Required work: Find the lines below that include the word "erogati" and report how many there are, with no other text.

App and web page records:
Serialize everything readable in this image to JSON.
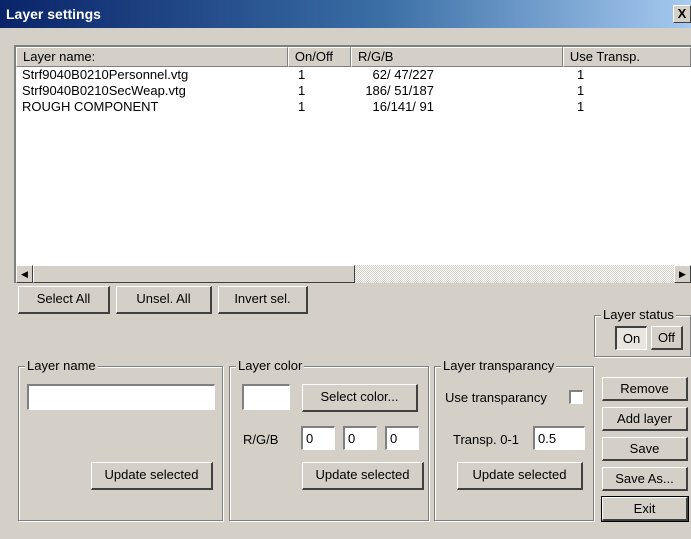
{
  "window": {
    "title": "Layer settings",
    "close_glyph": "X"
  },
  "table": {
    "columns": [
      "Layer name:",
      "On/Off",
      "R/G/B",
      "Use Transp."
    ],
    "rows": [
      {
        "name": "Strf9040B0210Personnel.vtg",
        "onoff": "1",
        "rgb": "62/ 47/227",
        "transp": "1"
      },
      {
        "name": "Strf9040B0210SecWeap.vtg",
        "onoff": "1",
        "rgb": "186/ 51/187",
        "transp": "1"
      },
      {
        "name": "ROUGH COMPONENT",
        "onoff": "1",
        "rgb": "16/141/ 91",
        "transp": "1"
      }
    ]
  },
  "scrollbar": {
    "left_icon": "scroll-left-arrow",
    "right_icon": "scroll-right-arrow"
  },
  "selection_buttons": {
    "select_all": "Select All",
    "unselect_all": "Unsel. All",
    "invert": "Invert sel."
  },
  "layer_status": {
    "title": "Layer status",
    "on": "On",
    "off": "Off",
    "active": "On"
  },
  "layer_name_group": {
    "title": "Layer name",
    "value": "",
    "update": "Update selected"
  },
  "layer_color_group": {
    "title": "Layer color",
    "select_color": "Select color...",
    "rgb_label": "R/G/B",
    "r": "0",
    "g": "0",
    "b": "0",
    "update": "Update selected"
  },
  "layer_transparency_group": {
    "title": "Layer transparancy",
    "use_label": "Use transparancy",
    "use_checked": false,
    "transp_label": "Transp. 0-1",
    "transp_value": "0.5",
    "update": "Update selected"
  },
  "side_buttons": {
    "remove": "Remove",
    "add_layer": "Add layer",
    "save": "Save",
    "save_as": "Save As...",
    "exit": "Exit"
  }
}
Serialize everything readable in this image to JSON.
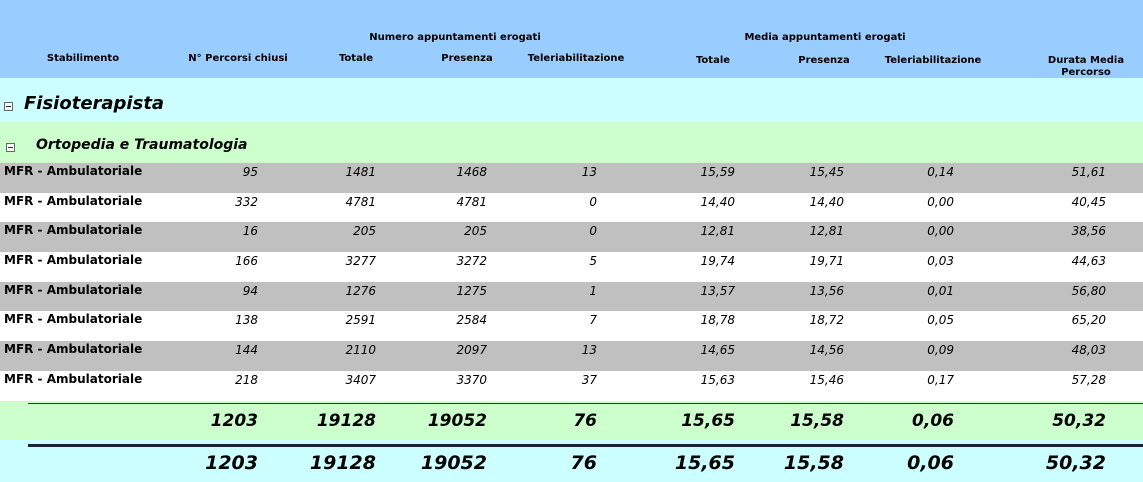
{
  "header": {
    "group_numero": "Numero appuntamenti erogati",
    "group_media": "Media appuntamenti erogati",
    "columns": {
      "stabilimento": "Stabilimento",
      "percorsi": "N° Percorsi chiusi",
      "totale": "Totale",
      "presenza": "Presenza",
      "teleriab": "Teleriabilitazione",
      "m_totale": "Totale",
      "m_presenza": "Presenza",
      "m_teleriab": "Teleriabilitazione",
      "durata_line1": "Durata Media",
      "durata_line2": "Percorso"
    }
  },
  "groups": {
    "level1": "Fisioterapista",
    "level2": "Ortopedia e Traumatologia"
  },
  "rows": [
    {
      "name": "MFR - Ambulatoriale",
      "percorsi": "95",
      "totale": "1481",
      "presenza": "1468",
      "teleriab": "13",
      "m_totale": "15,59",
      "m_presenza": "15,45",
      "m_teleriab": "0,14",
      "durata": "51,61"
    },
    {
      "name": "MFR - Ambulatoriale",
      "percorsi": "332",
      "totale": "4781",
      "presenza": "4781",
      "teleriab": "0",
      "m_totale": "14,40",
      "m_presenza": "14,40",
      "m_teleriab": "0,00",
      "durata": "40,45"
    },
    {
      "name": "MFR - Ambulatoriale",
      "percorsi": "16",
      "totale": "205",
      "presenza": "205",
      "teleriab": "0",
      "m_totale": "12,81",
      "m_presenza": "12,81",
      "m_teleriab": "0,00",
      "durata": "38,56"
    },
    {
      "name": "MFR - Ambulatoriale",
      "percorsi": "166",
      "totale": "3277",
      "presenza": "3272",
      "teleriab": "5",
      "m_totale": "19,74",
      "m_presenza": "19,71",
      "m_teleriab": "0,03",
      "durata": "44,63"
    },
    {
      "name": "MFR - Ambulatoriale",
      "percorsi": "94",
      "totale": "1276",
      "presenza": "1275",
      "teleriab": "1",
      "m_totale": "13,57",
      "m_presenza": "13,56",
      "m_teleriab": "0,01",
      "durata": "56,80"
    },
    {
      "name": "MFR - Ambulatoriale",
      "percorsi": "138",
      "totale": "2591",
      "presenza": "2584",
      "teleriab": "7",
      "m_totale": "18,78",
      "m_presenza": "18,72",
      "m_teleriab": "0,05",
      "durata": "65,20"
    },
    {
      "name": "MFR - Ambulatoriale",
      "percorsi": "144",
      "totale": "2110",
      "presenza": "2097",
      "teleriab": "13",
      "m_totale": "14,65",
      "m_presenza": "14,56",
      "m_teleriab": "0,09",
      "durata": "48,03"
    },
    {
      "name": "MFR - Ambulatoriale",
      "percorsi": "218",
      "totale": "3407",
      "presenza": "3370",
      "teleriab": "37",
      "m_totale": "15,63",
      "m_presenza": "15,46",
      "m_teleriab": "0,17",
      "durata": "57,28"
    }
  ],
  "subtotal": {
    "percorsi": "1203",
    "totale": "19128",
    "presenza": "19052",
    "teleriab": "76",
    "m_totale": "15,65",
    "m_presenza": "15,58",
    "m_teleriab": "0,06",
    "durata": "50,32"
  },
  "total": {
    "percorsi": "1203",
    "totale": "19128",
    "presenza": "19052",
    "teleriab": "76",
    "m_totale": "15,65",
    "m_presenza": "15,58",
    "m_teleriab": "0,06",
    "durata": "50,32"
  },
  "colors": {
    "header_bg": "#99ccff",
    "group1_bg": "#ccffff",
    "group2_bg": "#ccffcc",
    "row_gray": "#c0c0c0",
    "row_white": "#ffffff"
  }
}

Response to the exercise: 2